Web page and app entries
▬▬▬▬▬▬▬▬▬▬

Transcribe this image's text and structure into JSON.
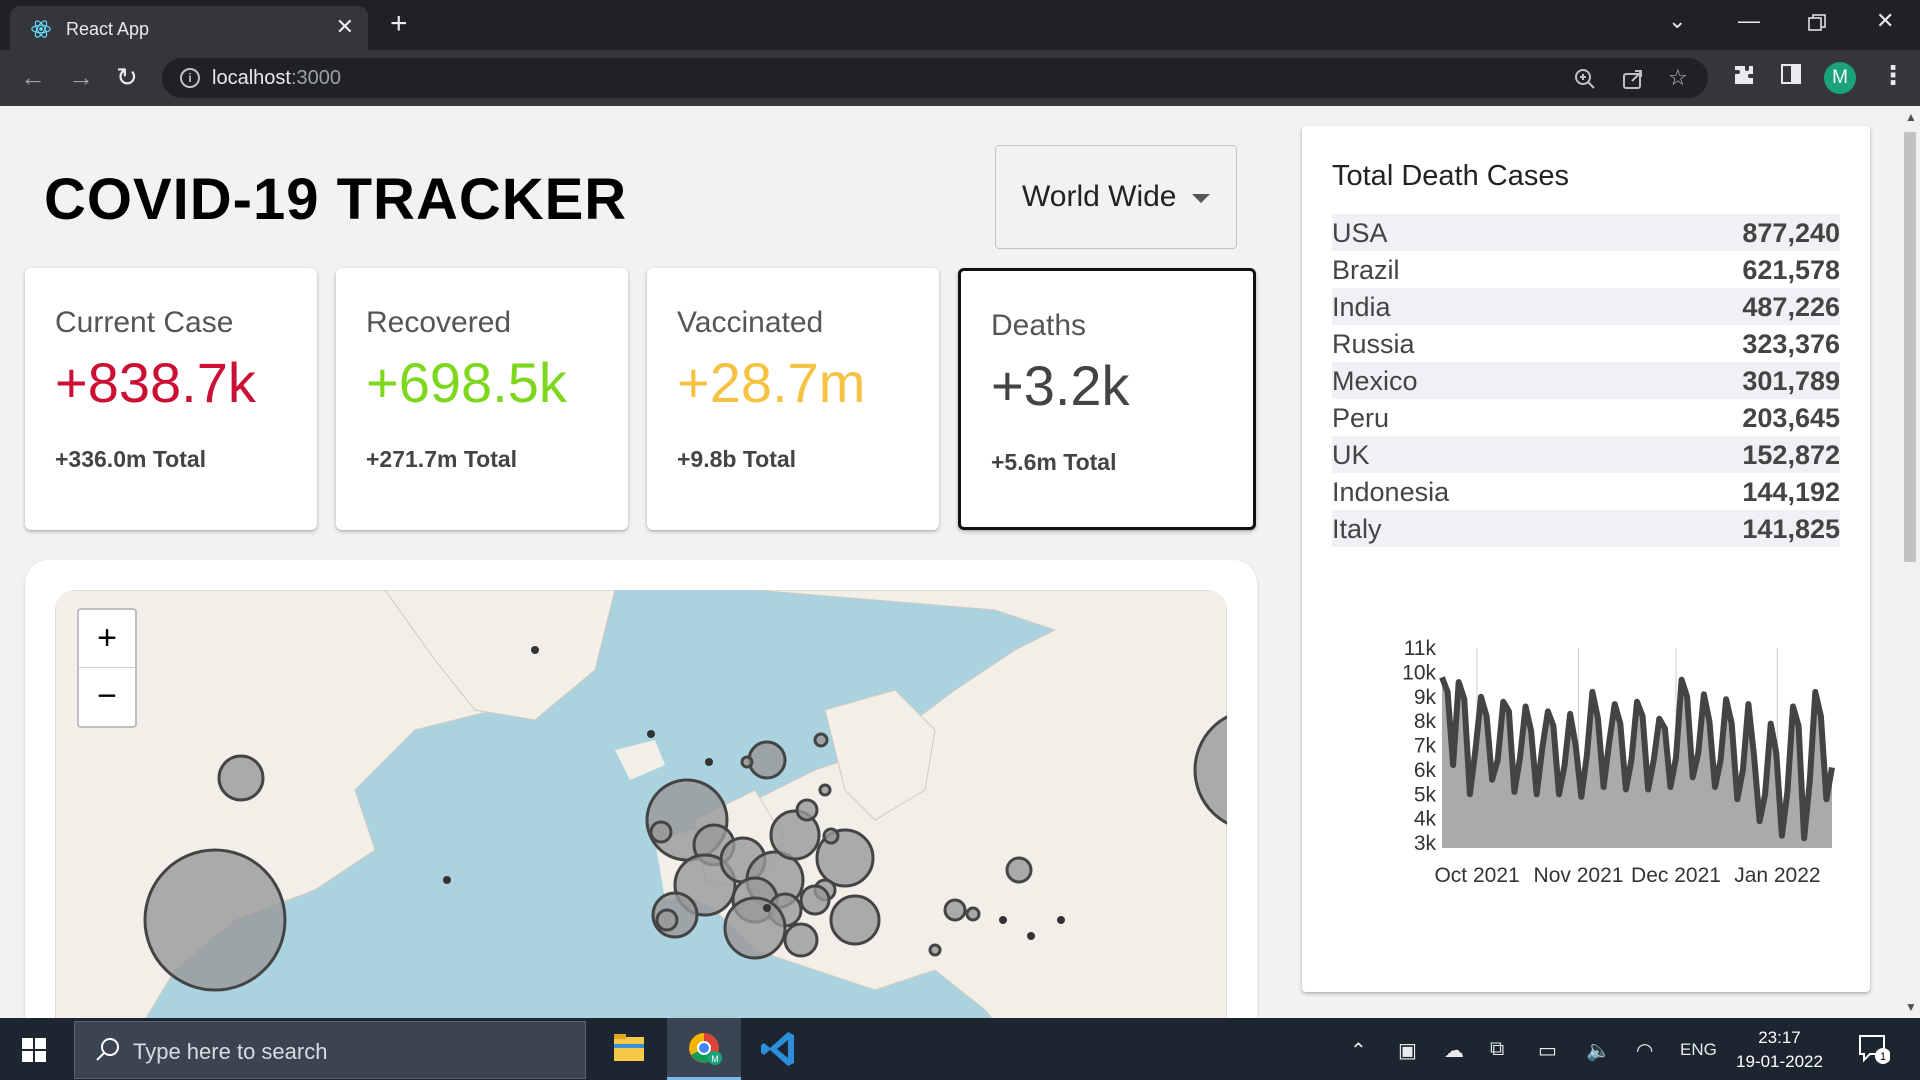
{
  "browser": {
    "tab_title": "React App",
    "tab_close": "✕",
    "new_tab": "+",
    "url_host": "localhost",
    "url_port": ":3000",
    "profile_initial": "M",
    "icons": [
      "back-icon",
      "forward-icon",
      "reload-icon",
      "info-icon",
      "zoom-icon",
      "share-icon",
      "star-icon",
      "extensions-icon",
      "sidepanel-icon",
      "menu-icon"
    ]
  },
  "page": {
    "title": "COVID-19 TRACKER",
    "country_select": {
      "value": "World Wide"
    }
  },
  "cards": [
    {
      "label": "Current Case",
      "value": "+838.7k",
      "total": "+336.0m  Total",
      "color": "#cc1034"
    },
    {
      "label": "Recovered",
      "value": "+698.5k",
      "total": "+271.7m  Total",
      "color": "#7dd71d"
    },
    {
      "label": "Vaccinated",
      "value": "+28.7m",
      "total": "+9.8b  Total",
      "color": "#f5c242"
    },
    {
      "label": "Deaths",
      "value": "+3.2k",
      "total": "+5.6m  Total",
      "color": "#444444"
    }
  ],
  "map": {
    "zoom_in": "+",
    "zoom_out": "−"
  },
  "sidebar": {
    "title": "Total Death Cases",
    "rows": [
      {
        "country": "USA",
        "deaths": "877,240"
      },
      {
        "country": "Brazil",
        "deaths": "621,578"
      },
      {
        "country": "India",
        "deaths": "487,226"
      },
      {
        "country": "Russia",
        "deaths": "323,376"
      },
      {
        "country": "Mexico",
        "deaths": "301,789"
      },
      {
        "country": "Peru",
        "deaths": "203,645"
      },
      {
        "country": "UK",
        "deaths": "152,872"
      },
      {
        "country": "Indonesia",
        "deaths": "144,192"
      },
      {
        "country": "Italy",
        "deaths": "141,825"
      }
    ]
  },
  "chart_data": {
    "type": "area",
    "yticks": [
      "3k",
      "4k",
      "5k",
      "6k",
      "7k",
      "8k",
      "9k",
      "10k",
      "11k"
    ],
    "xticks": [
      "Oct 2021",
      "Nov 2021",
      "Dec 2021",
      "Jan 2022"
    ],
    "ylim": [
      2800,
      11000
    ],
    "y": [
      9800,
      9200,
      6200,
      9600,
      8900,
      5000,
      6800,
      9000,
      8200,
      5600,
      6400,
      8800,
      8400,
      5100,
      6500,
      8600,
      7600,
      5000,
      6900,
      8400,
      7800,
      5000,
      6200,
      8300,
      7000,
      4900,
      6600,
      9200,
      8100,
      5300,
      7100,
      8700,
      7900,
      5200,
      6400,
      8800,
      8200,
      5200,
      6400,
      8100,
      7700,
      5300,
      6500,
      9700,
      9000,
      5700,
      6700,
      9100,
      8000,
      5300,
      6400,
      8900,
      7900,
      4800,
      6000,
      8700,
      6600,
      3900,
      5000,
      7900,
      6700,
      3300,
      5100,
      8600,
      7800,
      3200,
      5500,
      9200,
      8200,
      4800,
      6100
    ],
    "fill": "#aaaaaa",
    "stroke": "#444444"
  },
  "taskbar": {
    "search_placeholder": "Type here to search",
    "language": "ENG",
    "time": "23:17",
    "date": "19-01-2022",
    "notifications": "1"
  }
}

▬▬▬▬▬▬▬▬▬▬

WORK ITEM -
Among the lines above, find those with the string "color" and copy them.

SOLUTION TO THIS EXERCISE -
      "color": "#cc1034"
      "color": "#7dd71d"
      "color": "#f5c242"
      "color": "#444444"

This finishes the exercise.